“If the components of the body were organs and veins and cells, then the components of thought and language were words and grammar.” – The Dumb House



I think Luke’s tone is what makes his narration so unsettling. He says all these horrific things in a very cold, detached way. He sees himself as a scientist, an observer whose job it is to learn about the world. He thinks he’s doing something good for humanity. His emotions only come through a few times, but they’re messed up, too:


“The very act of breaking the skin, of entering another human body, intrigued and excited me. I could see why people might kill for that sensation.” – The Dumb House



The story starts with Luke telling the reader that he murdered his children. Then he backs up to explain how he got to this point. I love the slow way the story unfolds. Luke was always a profoundly screwed up guy, but as the plot progresses, he becomes more isolated, more paranoid, and more violent.

John Burnside is a talented writer. Everything in this book is vivid and believable. As terrifying as this story is, I’m convinced that it could happen in real life. This story is scary because it’s so believable.


“When Mother had told me that animals found quiet, unexposed places to die, I had always imagined they knew they were dying, and accepted it, almost gratefully. Now I saw that this wasn't so at all: they crept into corners in the hope of surviving, they only knew they were weakened and exposed, easy prey, and their instinct was to find a hidden place and try to outlive whatever it was they were suffering. It had been a mistake to imagine they wanted to be alone, to die in peace. Animals have no knowledge of death: for them, death is the unexpected end of life, something they resist by instinct, for no good reason. In that sense their existence has an almost mechanical quality.” – The Dumb House



Since this novel is called The Dumb House, I expected the children to be a bigger part of it. They’re mentioned at the beginning, but then they don’t show up again until the last 50 pages. This is a slow, character-driven story, so it doesn’t have much of a plot. Toward the middle, I found myself getting impatient to read about the children. I guess it makes sense that they’re not a huge part of the novel. Luke is selfish. He wants to talk about himself, not them. They’re just pieces in his experiment. Still, I wanted to see more of them.

The Dumb House is only 200 pages long, but it’s one of the most subtly creepy horror stories I’ve ever read. I think the book gods made the right decision when they proclaimed this book a classic.



TL;DR: Slow and somewhat plotless, but the brilliantly messed up narrator makes it worth reading.












Sunday, February 18, 2018

The Sunday Post #136

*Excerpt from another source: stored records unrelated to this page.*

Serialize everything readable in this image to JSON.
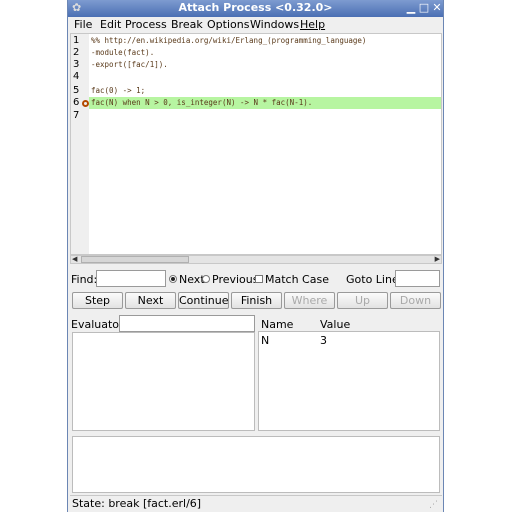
{
  "window": {
    "title": "Attach Process <0.32.0>"
  },
  "menu": {
    "items": [
      "File",
      "Edit",
      "Process",
      "Break",
      "Options",
      "Windows",
      "Help"
    ]
  },
  "editor": {
    "lines": [
      {
        "num": "1",
        "text": "%% http://en.wikipedia.org/wiki/Erlang_(programming_language)"
      },
      {
        "num": "2",
        "text": "-module(fact)."
      },
      {
        "num": "3",
        "text": "-export([fac/1])."
      },
      {
        "num": "4",
        "text": ""
      },
      {
        "num": "5",
        "text": "fac(0) -> 1;"
      },
      {
        "num": "6",
        "text": "fac(N) when N > 0, is_integer(N) -> N * fac(N-1)."
      },
      {
        "num": "7",
        "text": ""
      }
    ],
    "current_line": 6,
    "breakpoint_line": 6,
    "highlight_color": "#b7f5a1"
  },
  "find": {
    "label": "Find:",
    "value": "",
    "next_label": "Next",
    "previous_label": "Previous",
    "match_case_label": "Match Case",
    "goto_label": "Goto Line:",
    "goto_value": ""
  },
  "buttons": {
    "step": "Step",
    "next": "Next",
    "continue": "Continue",
    "finish": "Finish",
    "where": "Where",
    "up": "Up",
    "down": "Down"
  },
  "evaluator": {
    "label": "Evaluator:",
    "value": ""
  },
  "bindings": {
    "headers": {
      "name": "Name",
      "value": "Value"
    },
    "rows": [
      {
        "name": "N",
        "value": "3"
      }
    ]
  },
  "status": {
    "text": "State: break [fact.erl/6]"
  }
}
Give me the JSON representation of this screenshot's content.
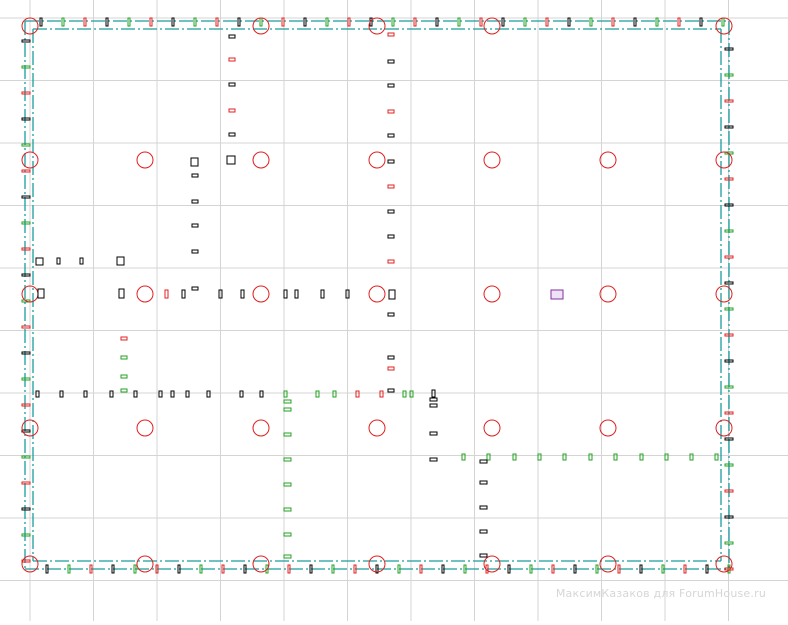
{
  "drawing": {
    "watermark": "МаксимКазаков для ForumHouse.ru",
    "colors": {
      "background": "#ffffff",
      "grid": "#d4d4d4",
      "wall_axis": "#1a9e9e",
      "column_marker": "#e02020",
      "opening_black": "#000000",
      "opening_red": "#e02020",
      "opening_green": "#20a020",
      "highlight_purple": "#8030a0"
    },
    "icons": [
      "column-marker-icon",
      "opening-icon",
      "purple-highlight-icon"
    ]
  }
}
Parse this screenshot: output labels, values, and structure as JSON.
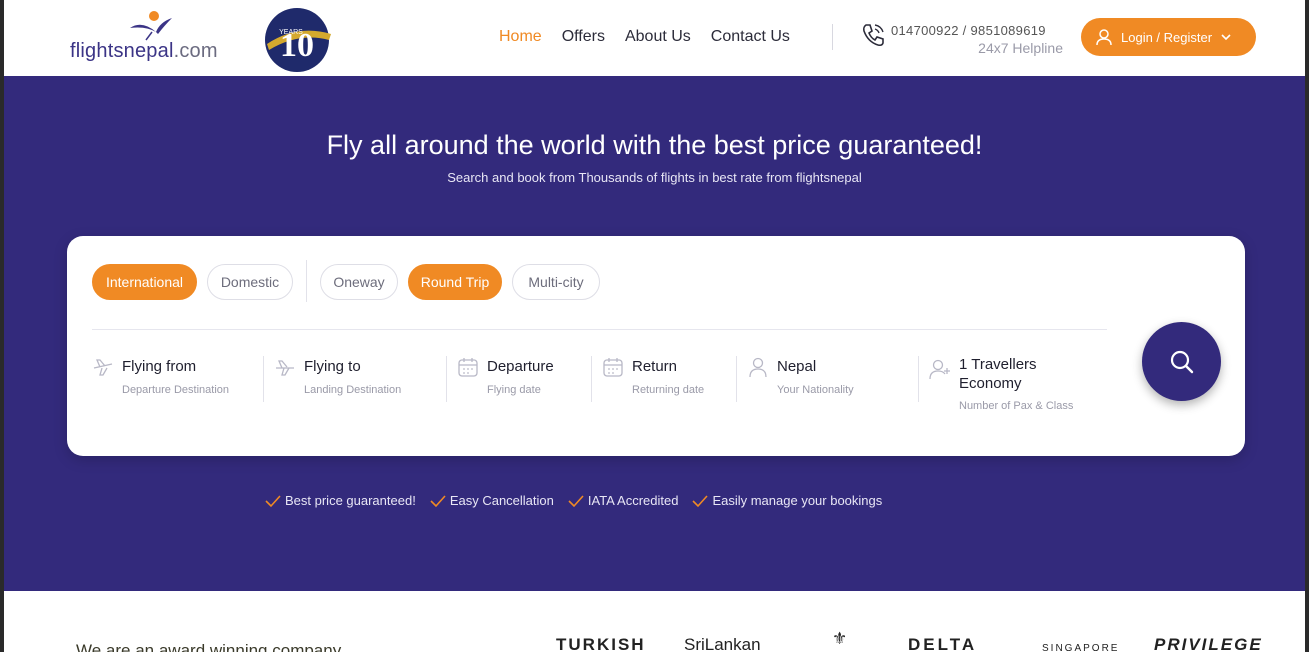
{
  "header": {
    "logo_main": "flightsnepal",
    "logo_suffix": ".com",
    "badge_alt": "10 YEARS",
    "nav": [
      {
        "label": "Home",
        "active": true
      },
      {
        "label": "Offers",
        "active": false
      },
      {
        "label": "About Us",
        "active": false
      },
      {
        "label": "Contact Us",
        "active": false
      }
    ],
    "phones": "014700922  /  9851089619",
    "helpline_label": "24x7 Helpline",
    "login_label": "Login / Register"
  },
  "hero": {
    "title": "Fly all around the world with the best price guaranteed!",
    "subtitle": "Search and book from Thousands of flights in best rate from flightsnepal"
  },
  "search": {
    "scope": [
      {
        "label": "International",
        "selected": true
      },
      {
        "label": "Domestic",
        "selected": false
      }
    ],
    "trip_type": [
      {
        "label": "Oneway",
        "selected": false
      },
      {
        "label": "Round Trip",
        "selected": true
      },
      {
        "label": "Multi-city",
        "selected": false
      }
    ],
    "fields": {
      "from": {
        "main": "Flying from",
        "sub": "Departure Destination"
      },
      "to": {
        "main": "Flying to",
        "sub": "Landing Destination"
      },
      "departure": {
        "main": "Departure",
        "sub": "Flying date"
      },
      "return": {
        "main": "Return",
        "sub": "Returning date"
      },
      "nationality": {
        "main": "Nepal",
        "sub": "Your Nationality"
      },
      "travellers": {
        "main_line1": "1 Travellers",
        "main_line2": "Economy",
        "sub": "Number of Pax & Class"
      }
    }
  },
  "features": [
    "Best price guaranteed!",
    "Easy Cancellation",
    "IATA Accredited",
    "Easily manage your bookings"
  ],
  "bottom": {
    "award_text": "We are an award winning company",
    "airlines": [
      "TURKISH",
      "SriLankan",
      "DELTA",
      "SINGAPORE",
      "PRIVILEGE"
    ]
  },
  "colors": {
    "brand_purple": "#332a7c",
    "accent_orange": "#f08a24"
  }
}
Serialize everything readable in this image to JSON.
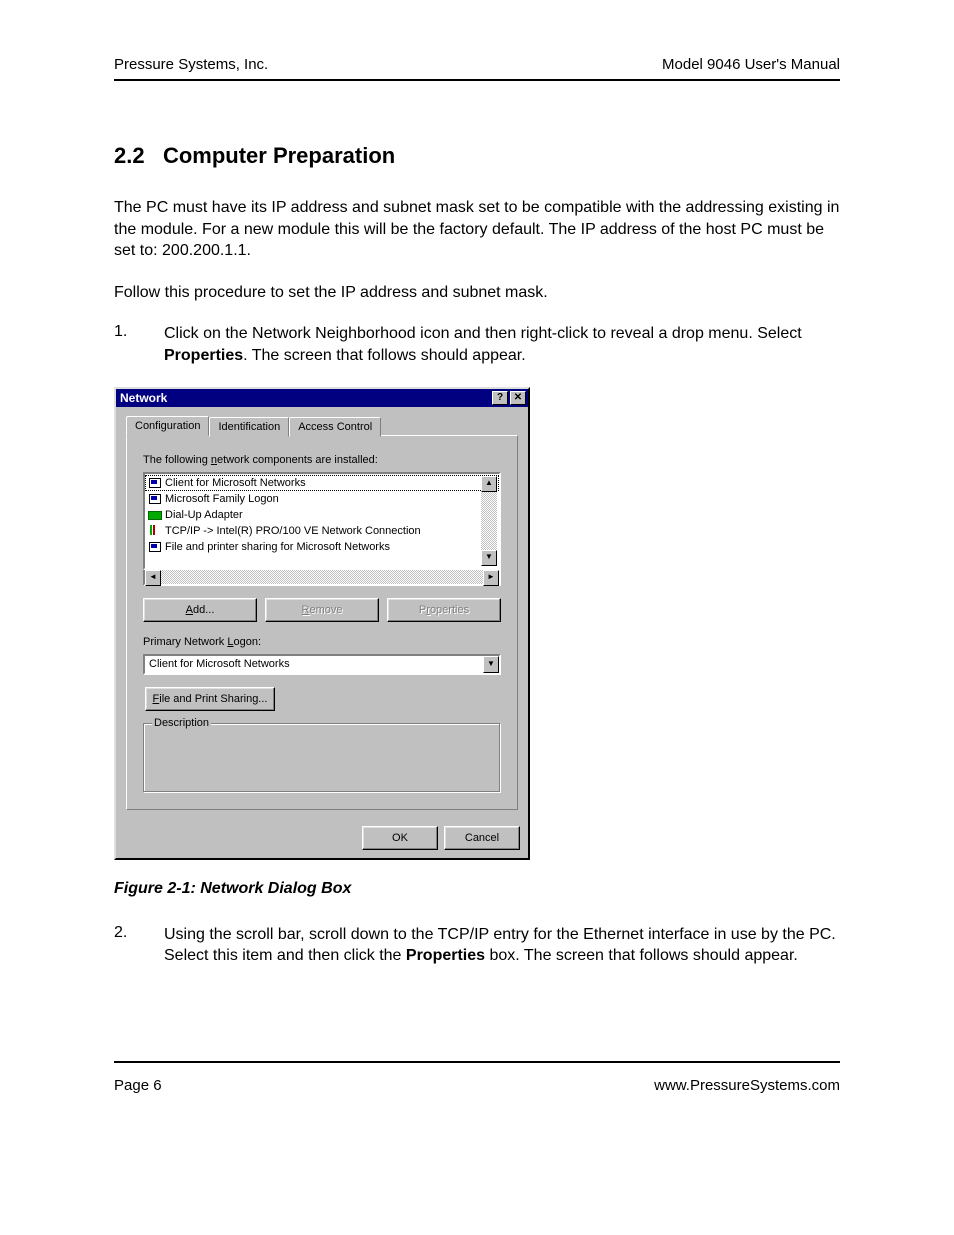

The Sunday Post is hosted by The Caffeinated Book Reviewer. It’s a chance to recap the past week, talk about next week, and share news. It’s Monday, What Are You Reading? is hosted by Book Date. I get to tell you what I’ve read recently.




On The Blog Last Week







On The Blog This Week


  • On Monday I review The Dumb House by John Burnside.
  • On Wednesday I review The Last One by Alexandra Oliva.
  • On Thursday there’s a tag.
  • On Saturday there’s a book haul.





In My Reading Life


Last week, I finished The Shell Collector by Anthony Doerr and The Butcher’s Hook by Janet Ellis. Then I read Crispin: The Cross of Lead by Avi. Right now, I’m reading Missing May by Cynthia Rylant and What is Not Yours is Not Yours: Stories by Helen Oyeyemi.








In The Rest Of My Life


Five things that made me laugh last week. (Olympic headlines edition):




1. Teenagers. *Sigh.*







2. Shut up, Brenda, you know nothing about snowboarding!







3. Teenagers. *Sigh.*







4. Ignore the trolls and be your fabulous self.



 





5. If you spend all your free time waving at cameras, you might as well make it interesting.










Take care of yourselves and be kind to each other! See you around the blogosphere!